Authors: Opeyemi Atiba-Oyewo, Maurice S. Onya, Christian Wolkersdorfer

Abstract:

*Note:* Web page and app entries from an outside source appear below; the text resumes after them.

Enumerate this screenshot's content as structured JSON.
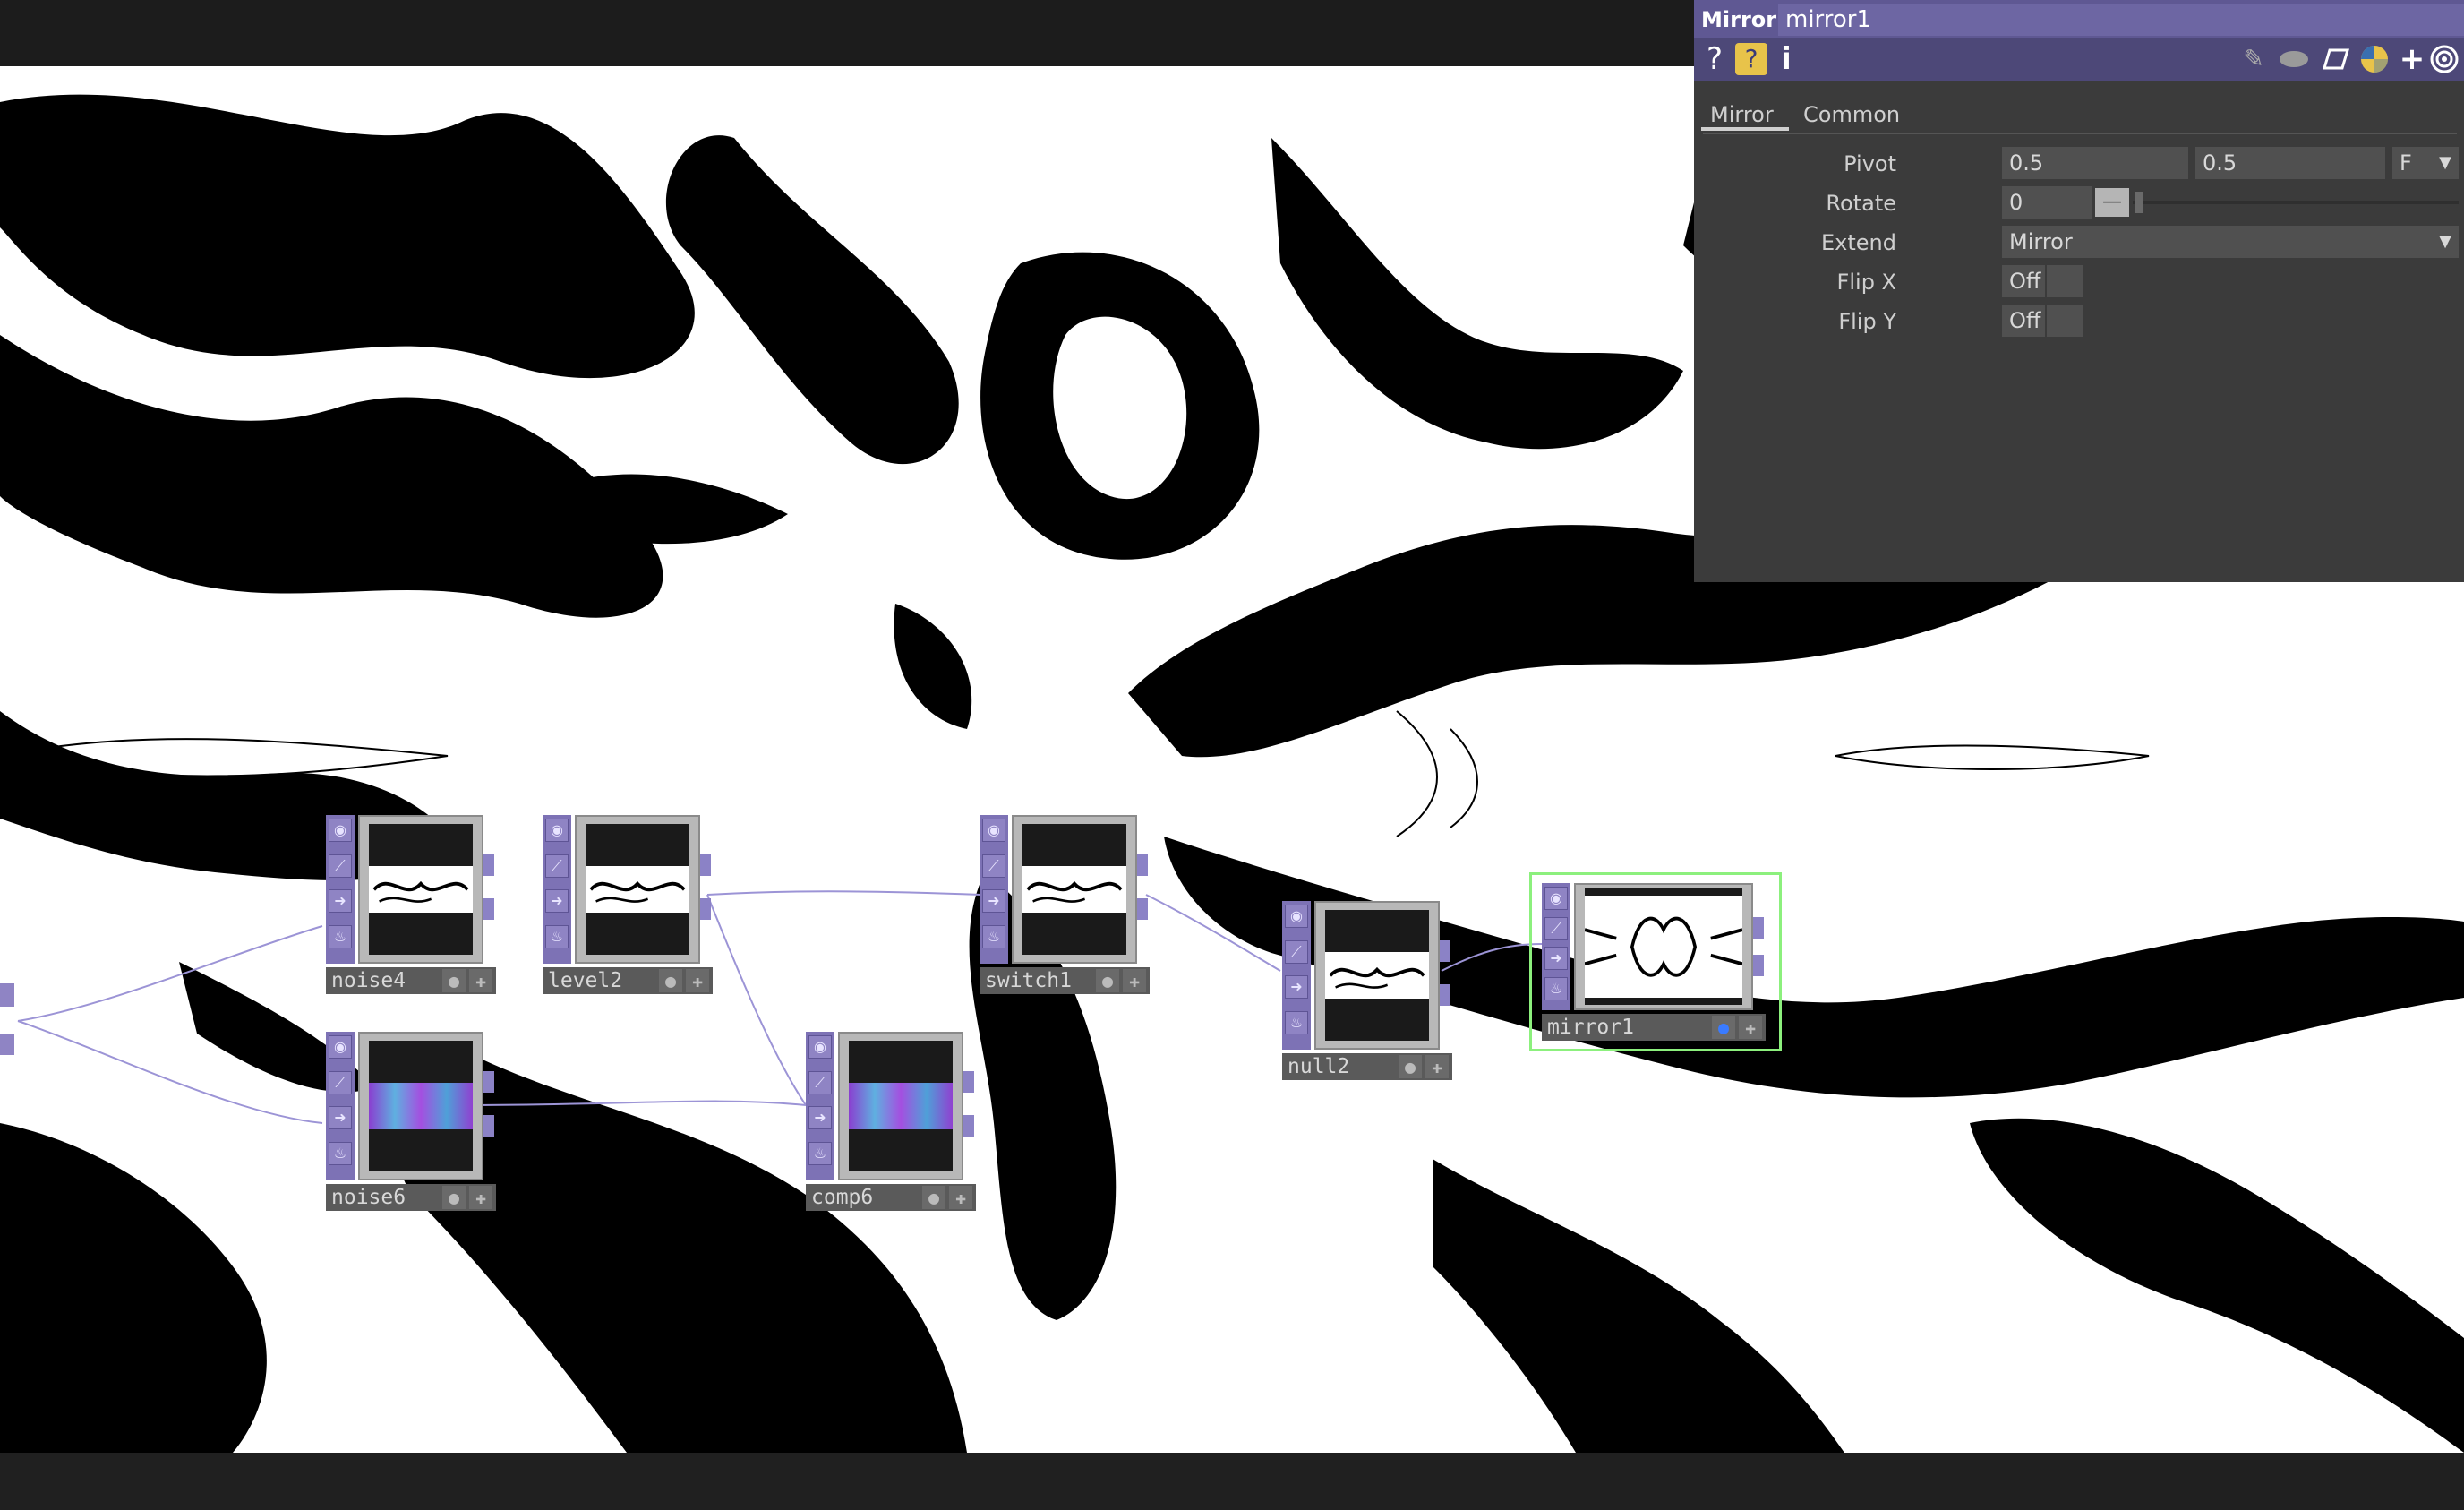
{
  "panel": {
    "operator_type": "Mirror",
    "node_name": "mirror1",
    "tabs": [
      "Mirror",
      "Common"
    ],
    "params": {
      "pivot": {
        "label": "Pivot",
        "x": "0.5",
        "y": "0.5",
        "mode": "F"
      },
      "rotate": {
        "label": "Rotate",
        "value": "0",
        "slider_position": 0.0
      },
      "extend": {
        "label": "Extend",
        "value": "Mirror"
      },
      "flipx": {
        "label": "Flip X",
        "value": "Off"
      },
      "flipy": {
        "label": "Flip Y",
        "value": "Off"
      }
    },
    "toolbar_icons": [
      "help-icon",
      "python-help-icon",
      "info-icon",
      "edit-icon",
      "comment-icon",
      "clone-icon",
      "python-icon",
      "add-icon",
      "target-icon"
    ]
  },
  "nodes": [
    {
      "id": "noise4",
      "label": "noise4",
      "thumb": "bw"
    },
    {
      "id": "level2",
      "label": "level2",
      "thumb": "bw"
    },
    {
      "id": "switch1",
      "label": "switch1",
      "thumb": "bw"
    },
    {
      "id": "null2",
      "label": "null2",
      "thumb": "bw"
    },
    {
      "id": "mirror1",
      "label": "mirror1",
      "thumb": "mirror",
      "selected": true
    },
    {
      "id": "noise6",
      "label": "noise6",
      "thumb": "purple"
    },
    {
      "id": "comp6",
      "label": "comp6",
      "thumb": "purple"
    }
  ],
  "colors": {
    "panel_bg": "#3b3b3b",
    "title_bar": "#5f5893",
    "toolbar": "#4d4878",
    "node_tile": "#7d72b5",
    "selection": "#8cf07d",
    "wire": "#9c94d6"
  }
}
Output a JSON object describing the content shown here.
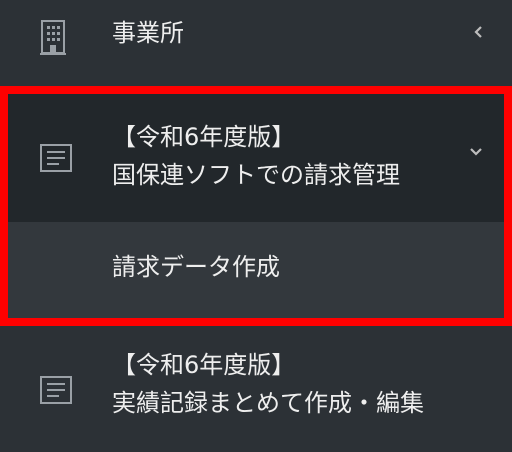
{
  "menu": {
    "office": {
      "icon": "building-icon",
      "label": "事業所",
      "chevron": "chevron-left-icon"
    },
    "billing": {
      "icon": "document-lines-icon",
      "label_line1": "【令和6年度版】",
      "label_line2": "国保連ソフトでの請求管理",
      "chevron": "chevron-down-icon",
      "expanded": true,
      "children": [
        {
          "label": "請求データ作成"
        }
      ]
    },
    "records": {
      "icon": "document-lines-icon",
      "label_line1": "【令和6年度版】",
      "label_line2": "実績記録まとめて作成・編集"
    }
  },
  "colors": {
    "background": "#2c3136",
    "expanded_bg": "#22272b",
    "child_bg": "#33383d",
    "highlight_border": "#ff0000",
    "text": "#eeeeee",
    "icon": "#9aa0a6"
  }
}
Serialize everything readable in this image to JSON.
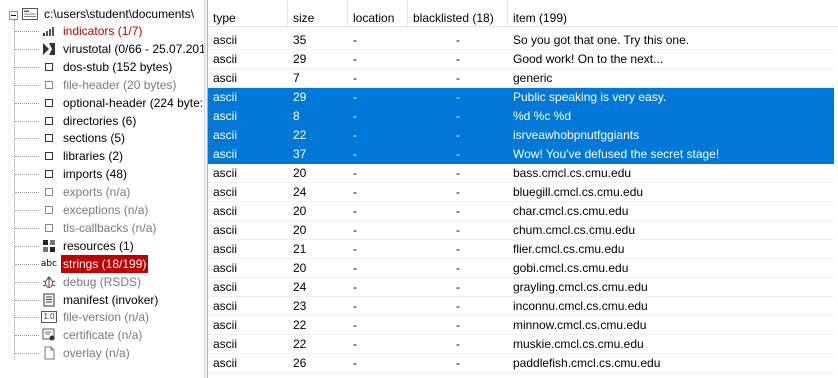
{
  "tree": {
    "root_label": "c:\\users\\student\\documents\\",
    "items": [
      {
        "label": "indicators (1/7)",
        "style": "red",
        "icon": "bar-chart-icon"
      },
      {
        "label": "virustotal (0/66 - 25.07.201",
        "style": "normal",
        "icon": "virustotal-icon"
      },
      {
        "label": "dos-stub (152 bytes)",
        "style": "normal",
        "icon": "square-icon"
      },
      {
        "label": "file-header (20 bytes)",
        "style": "grey",
        "icon": "square-icon"
      },
      {
        "label": "optional-header (224 byte:",
        "style": "normal",
        "icon": "square-icon"
      },
      {
        "label": "directories (6)",
        "style": "normal",
        "icon": "square-icon"
      },
      {
        "label": "sections (5)",
        "style": "normal",
        "icon": "square-icon"
      },
      {
        "label": "libraries (2)",
        "style": "normal",
        "icon": "square-icon"
      },
      {
        "label": "imports (48)",
        "style": "normal",
        "icon": "square-icon"
      },
      {
        "label": "exports (n/a)",
        "style": "grey",
        "icon": "square-icon"
      },
      {
        "label": "exceptions (n/a)",
        "style": "grey",
        "icon": "square-icon"
      },
      {
        "label": "tls-callbacks (n/a)",
        "style": "grey",
        "icon": "square-icon"
      },
      {
        "label": "resources (1)",
        "style": "normal",
        "icon": "resources-icon"
      },
      {
        "label": "strings (18/199)",
        "style": "sel",
        "icon": "abc-icon"
      },
      {
        "label": "debug (RSDS)",
        "style": "grey",
        "icon": "bug-icon"
      },
      {
        "label": "manifest (invoker)",
        "style": "normal",
        "icon": "manifest-icon"
      },
      {
        "label": "file-version (n/a)",
        "style": "grey",
        "icon": "version-icon"
      },
      {
        "label": "certificate (n/a)",
        "style": "grey",
        "icon": "certificate-icon"
      },
      {
        "label": "overlay (n/a)",
        "style": "grey",
        "icon": "document-icon"
      }
    ],
    "abc_text": "abc",
    "version_text": "1.0"
  },
  "table": {
    "headers": [
      "type",
      "size",
      "location",
      "blacklisted (18)",
      "item (199)"
    ],
    "rows": [
      {
        "type": "ascii",
        "size": "35",
        "location": "-",
        "blacklisted": "-",
        "item": "So you got that one.  Try this one.",
        "selected": false
      },
      {
        "type": "ascii",
        "size": "29",
        "location": "-",
        "blacklisted": "-",
        "item": "Good work!  On to the next...",
        "selected": false
      },
      {
        "type": "ascii",
        "size": "7",
        "location": "-",
        "blacklisted": "-",
        "item": "generic",
        "selected": false
      },
      {
        "type": "ascii",
        "size": "29",
        "location": "-",
        "blacklisted": "-",
        "item": "Public speaking is very easy.",
        "selected": true
      },
      {
        "type": "ascii",
        "size": "8",
        "location": "-",
        "blacklisted": "-",
        "item": "%d %c %d",
        "selected": true
      },
      {
        "type": "ascii",
        "size": "22",
        "location": "-",
        "blacklisted": "-",
        "item": "isrveawhobpnutfggiants",
        "selected": true
      },
      {
        "type": "ascii",
        "size": "37",
        "location": "-",
        "blacklisted": "-",
        "item": "Wow! You've defused the secret stage!",
        "selected": true
      },
      {
        "type": "ascii",
        "size": "20",
        "location": "-",
        "blacklisted": "-",
        "item": "bass.cmcl.cs.cmu.edu",
        "selected": false
      },
      {
        "type": "ascii",
        "size": "24",
        "location": "-",
        "blacklisted": "-",
        "item": "bluegill.cmcl.cs.cmu.edu",
        "selected": false
      },
      {
        "type": "ascii",
        "size": "20",
        "location": "-",
        "blacklisted": "-",
        "item": "char.cmcl.cs.cmu.edu",
        "selected": false
      },
      {
        "type": "ascii",
        "size": "20",
        "location": "-",
        "blacklisted": "-",
        "item": "chum.cmcl.cs.cmu.edu",
        "selected": false
      },
      {
        "type": "ascii",
        "size": "21",
        "location": "-",
        "blacklisted": "-",
        "item": "flier.cmcl.cs.cmu.edu",
        "selected": false
      },
      {
        "type": "ascii",
        "size": "20",
        "location": "-",
        "blacklisted": "-",
        "item": "gobi.cmcl.cs.cmu.edu",
        "selected": false
      },
      {
        "type": "ascii",
        "size": "24",
        "location": "-",
        "blacklisted": "-",
        "item": "grayling.cmcl.cs.cmu.edu",
        "selected": false
      },
      {
        "type": "ascii",
        "size": "23",
        "location": "-",
        "blacklisted": "-",
        "item": "inconnu.cmcl.cs.cmu.edu",
        "selected": false
      },
      {
        "type": "ascii",
        "size": "22",
        "location": "-",
        "blacklisted": "-",
        "item": "minnow.cmcl.cs.cmu.edu",
        "selected": false
      },
      {
        "type": "ascii",
        "size": "22",
        "location": "-",
        "blacklisted": "-",
        "item": "muskie.cmcl.cs.cmu.edu",
        "selected": false
      },
      {
        "type": "ascii",
        "size": "26",
        "location": "-",
        "blacklisted": "-",
        "item": "paddlefish.cmcl.cs.cmu.edu",
        "selected": false
      }
    ]
  },
  "colors": {
    "selection_blue": "#0078d7",
    "selected_node_red": "#c00000",
    "indicator_red": "#c00000",
    "disabled_grey": "#7a7a7a"
  }
}
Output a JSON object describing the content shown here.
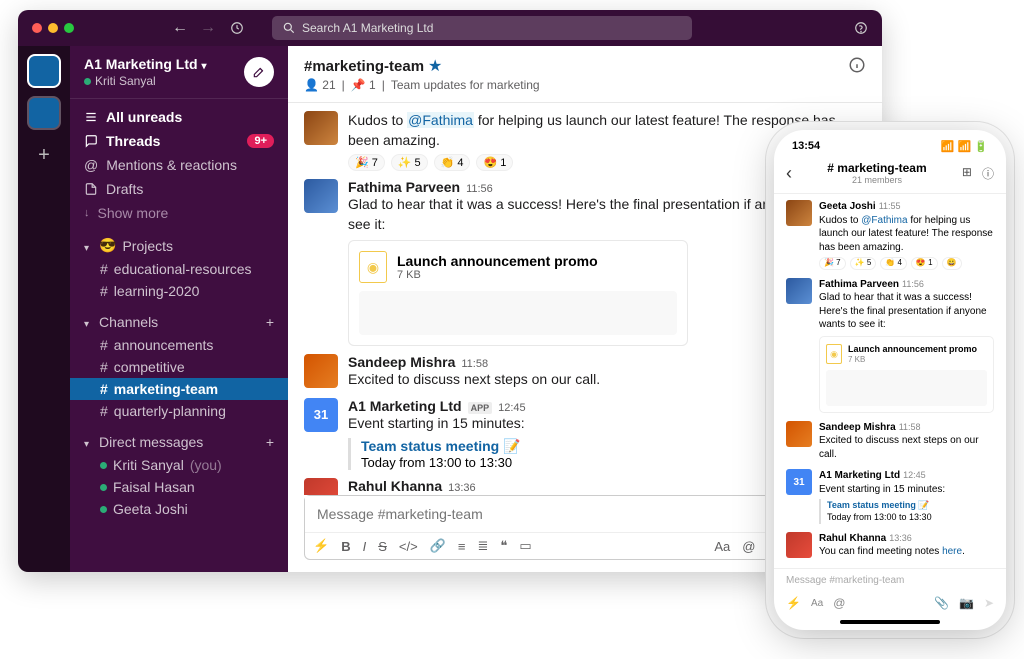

Nanostructure formation and characterization of eco-friendly banana peels nanosorbent are thoroughly described in this paper. The transformation of material during mechanical milling to enhance certain properties such as changes in microstructure and surface area to solve the current problems involving water pollution and water quality were studied. The mechanical milling was employed using planetary continuous milling machine and ethanol as process control agent, the sample were taken at time interval between 10 h to 30 h to examine the structural changes. The samples were characterised by X-ray diffraction (XRD), scanning electron microscopy (SEM), Fourier transform infra-red (FTIR), Transmission electron microscopy (TEM) and Brunauer Emmett and teller (BET). Results revealed that the three typical structures with different grain-size, lattice strain and shapes were observed, and the deformation mechanisms in these structures were found to be different, further particles fracturing results to surface area increment which was confirmed by Brunauer Emmett and teller (BET) analysis. X-ray diffraction (XRD) shows high densities of dislocations in large crystallites, implying that dislocation slip is the dominant deformation mechanism. Scanning electron microscopy revealed the morphological properties of the materials at different milling time, nanostructure of the particles and fibres were confirmed by Transmission electron microscopy and FT-IR identified the functional groups responsible for its capacity to coordinate and remove metal ions, such as the carboxylic and amine groups at absorption bands of 1730 and 889 cm-1, respectively. However, the choice of this sorbent material for the sorption of any contaminants will depend on the composition of the effluent to be treated.

Keywords: eco-friendly, mechanical milling, banana peels, nanosorbent, nanostructure water quality

Procedia PDF Downloads 140